Synonyms can be used to provide more specific (or more general) information about the original word, or they can reflect/establish the tone of the situation. Sometimes a good synonym can not only replace a word with similar meaning, but can also eliminate the need for a modifier.
In this project, we’ll look at synonyms for verbs that incorporate an emotion or attitude that the doer of the action (the subject) exhibits. For instance, what’s the difference between strut, mosey, dawdle, and prance? The are all synonyms of walk (or perhaps more broadly: go). The differences between them do involve physicality, but also each tends to be associated with a cert set of emotions or attitudes. For example, strut demonstrates confidence, while dawdle demonstrates reluctance or uncertainty. Thus, we could say that ‘walk confidently’ = ‘strut’ and that ‘walk hesitantly’ = ‘dawdle’.

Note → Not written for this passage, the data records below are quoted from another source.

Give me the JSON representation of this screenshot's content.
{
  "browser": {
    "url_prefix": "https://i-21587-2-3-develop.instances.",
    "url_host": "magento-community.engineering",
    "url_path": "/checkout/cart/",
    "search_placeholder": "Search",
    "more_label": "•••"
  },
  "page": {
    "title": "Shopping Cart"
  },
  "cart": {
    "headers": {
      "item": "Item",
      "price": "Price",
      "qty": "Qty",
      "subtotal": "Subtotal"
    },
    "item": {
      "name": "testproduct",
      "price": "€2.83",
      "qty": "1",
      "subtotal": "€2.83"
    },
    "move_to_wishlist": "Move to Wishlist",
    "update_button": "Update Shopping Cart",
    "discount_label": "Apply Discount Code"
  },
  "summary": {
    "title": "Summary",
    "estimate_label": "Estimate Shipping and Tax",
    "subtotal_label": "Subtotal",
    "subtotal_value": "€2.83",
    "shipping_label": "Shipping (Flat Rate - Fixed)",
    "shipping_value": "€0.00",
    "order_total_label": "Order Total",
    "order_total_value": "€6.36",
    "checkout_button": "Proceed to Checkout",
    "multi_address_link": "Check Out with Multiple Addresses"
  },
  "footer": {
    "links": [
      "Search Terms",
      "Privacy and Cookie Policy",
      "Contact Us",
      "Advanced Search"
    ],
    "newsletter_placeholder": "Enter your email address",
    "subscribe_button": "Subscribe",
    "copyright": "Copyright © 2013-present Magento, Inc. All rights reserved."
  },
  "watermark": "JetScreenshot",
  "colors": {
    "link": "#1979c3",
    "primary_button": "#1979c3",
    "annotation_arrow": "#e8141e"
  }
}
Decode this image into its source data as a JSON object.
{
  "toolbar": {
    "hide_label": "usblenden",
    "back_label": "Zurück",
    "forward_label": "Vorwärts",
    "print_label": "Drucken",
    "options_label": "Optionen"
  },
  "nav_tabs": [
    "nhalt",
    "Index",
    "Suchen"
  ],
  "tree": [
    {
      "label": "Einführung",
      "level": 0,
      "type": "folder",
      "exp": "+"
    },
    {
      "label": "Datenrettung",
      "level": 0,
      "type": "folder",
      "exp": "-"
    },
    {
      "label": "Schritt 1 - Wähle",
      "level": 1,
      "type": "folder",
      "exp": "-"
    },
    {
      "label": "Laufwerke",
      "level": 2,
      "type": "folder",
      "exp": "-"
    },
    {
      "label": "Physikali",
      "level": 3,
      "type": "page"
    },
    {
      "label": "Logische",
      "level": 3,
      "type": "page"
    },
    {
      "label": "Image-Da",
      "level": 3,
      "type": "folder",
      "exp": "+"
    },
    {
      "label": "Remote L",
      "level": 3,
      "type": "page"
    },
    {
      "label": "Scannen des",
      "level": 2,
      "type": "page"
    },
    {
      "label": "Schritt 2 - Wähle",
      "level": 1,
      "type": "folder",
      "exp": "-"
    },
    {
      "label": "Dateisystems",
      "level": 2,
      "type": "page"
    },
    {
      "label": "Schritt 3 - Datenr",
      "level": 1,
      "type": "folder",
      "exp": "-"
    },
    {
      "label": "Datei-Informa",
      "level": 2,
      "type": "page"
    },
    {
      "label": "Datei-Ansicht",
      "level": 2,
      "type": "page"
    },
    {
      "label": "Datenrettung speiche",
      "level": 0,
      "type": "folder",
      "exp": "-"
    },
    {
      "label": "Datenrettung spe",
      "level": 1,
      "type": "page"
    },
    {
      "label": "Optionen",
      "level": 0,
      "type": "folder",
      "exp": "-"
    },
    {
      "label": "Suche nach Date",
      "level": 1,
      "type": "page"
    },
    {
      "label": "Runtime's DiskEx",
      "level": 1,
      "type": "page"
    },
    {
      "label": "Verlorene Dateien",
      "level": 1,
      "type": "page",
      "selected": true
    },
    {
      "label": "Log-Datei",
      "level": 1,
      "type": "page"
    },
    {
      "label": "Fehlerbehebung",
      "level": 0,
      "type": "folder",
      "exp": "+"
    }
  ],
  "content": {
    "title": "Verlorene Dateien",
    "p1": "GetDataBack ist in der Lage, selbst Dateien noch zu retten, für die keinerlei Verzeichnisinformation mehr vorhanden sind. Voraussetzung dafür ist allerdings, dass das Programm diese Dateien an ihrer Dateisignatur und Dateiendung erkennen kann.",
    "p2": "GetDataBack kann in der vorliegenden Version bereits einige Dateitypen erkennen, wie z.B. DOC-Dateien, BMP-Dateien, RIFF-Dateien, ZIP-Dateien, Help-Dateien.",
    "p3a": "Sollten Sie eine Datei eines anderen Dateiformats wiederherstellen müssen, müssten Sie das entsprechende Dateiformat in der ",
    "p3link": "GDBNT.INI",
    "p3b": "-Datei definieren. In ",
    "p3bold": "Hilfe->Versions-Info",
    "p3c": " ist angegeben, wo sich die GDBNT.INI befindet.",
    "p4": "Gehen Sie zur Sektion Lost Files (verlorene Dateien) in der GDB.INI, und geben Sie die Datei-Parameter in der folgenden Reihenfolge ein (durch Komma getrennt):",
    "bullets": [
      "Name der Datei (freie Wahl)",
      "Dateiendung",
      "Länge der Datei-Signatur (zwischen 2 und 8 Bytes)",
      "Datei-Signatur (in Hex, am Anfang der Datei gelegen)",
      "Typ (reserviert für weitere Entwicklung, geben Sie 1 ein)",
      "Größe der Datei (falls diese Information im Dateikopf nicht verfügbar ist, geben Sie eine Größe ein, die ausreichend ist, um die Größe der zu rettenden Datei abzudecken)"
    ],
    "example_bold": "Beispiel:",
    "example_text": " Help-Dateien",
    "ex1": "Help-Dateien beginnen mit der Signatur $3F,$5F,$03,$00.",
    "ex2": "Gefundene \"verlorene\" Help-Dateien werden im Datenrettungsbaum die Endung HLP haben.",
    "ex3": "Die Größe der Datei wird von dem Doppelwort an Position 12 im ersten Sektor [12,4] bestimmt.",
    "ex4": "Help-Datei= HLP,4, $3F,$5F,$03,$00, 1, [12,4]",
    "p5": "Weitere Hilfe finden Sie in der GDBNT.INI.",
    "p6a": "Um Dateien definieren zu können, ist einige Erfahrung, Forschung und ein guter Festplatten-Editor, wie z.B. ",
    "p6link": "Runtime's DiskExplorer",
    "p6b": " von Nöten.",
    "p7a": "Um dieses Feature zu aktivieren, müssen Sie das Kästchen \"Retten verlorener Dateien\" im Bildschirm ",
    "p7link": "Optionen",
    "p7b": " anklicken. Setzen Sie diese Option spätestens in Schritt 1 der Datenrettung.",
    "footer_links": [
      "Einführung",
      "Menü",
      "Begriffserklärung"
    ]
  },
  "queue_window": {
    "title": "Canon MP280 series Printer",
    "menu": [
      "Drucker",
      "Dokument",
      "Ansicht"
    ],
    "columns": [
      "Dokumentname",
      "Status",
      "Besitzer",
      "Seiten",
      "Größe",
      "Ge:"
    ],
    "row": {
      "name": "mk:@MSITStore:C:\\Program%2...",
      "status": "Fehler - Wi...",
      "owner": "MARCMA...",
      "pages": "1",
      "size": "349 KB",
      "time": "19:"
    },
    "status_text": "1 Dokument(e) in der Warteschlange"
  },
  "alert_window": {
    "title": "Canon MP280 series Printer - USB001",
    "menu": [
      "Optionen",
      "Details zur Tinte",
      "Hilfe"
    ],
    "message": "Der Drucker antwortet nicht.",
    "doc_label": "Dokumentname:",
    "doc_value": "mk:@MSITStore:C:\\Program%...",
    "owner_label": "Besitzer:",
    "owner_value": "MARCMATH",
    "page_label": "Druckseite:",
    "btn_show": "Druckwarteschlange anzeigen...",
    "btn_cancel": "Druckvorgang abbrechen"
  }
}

Put your students into groups of three, perhaps, give them the following list of verbs. You may need to demonstrate each verb, or at least the ones they request. The students must identify an emotion or attitude that is associated with each (if you’d like to practice adverbs, have them put the emotion/attitude in adverb form and place it next to the general verb, as with the end of the previous paragraph). To accomplish this, students may have to consult a dictionary, or you may need to introduce more emotion words.
- crack up
Note that there my be more than one correct answer to some of these. For example, swearing could be done in anger, or it could be done in all earnestness.
As always, feel free to add your own words to these groups, or to add your own group to this list.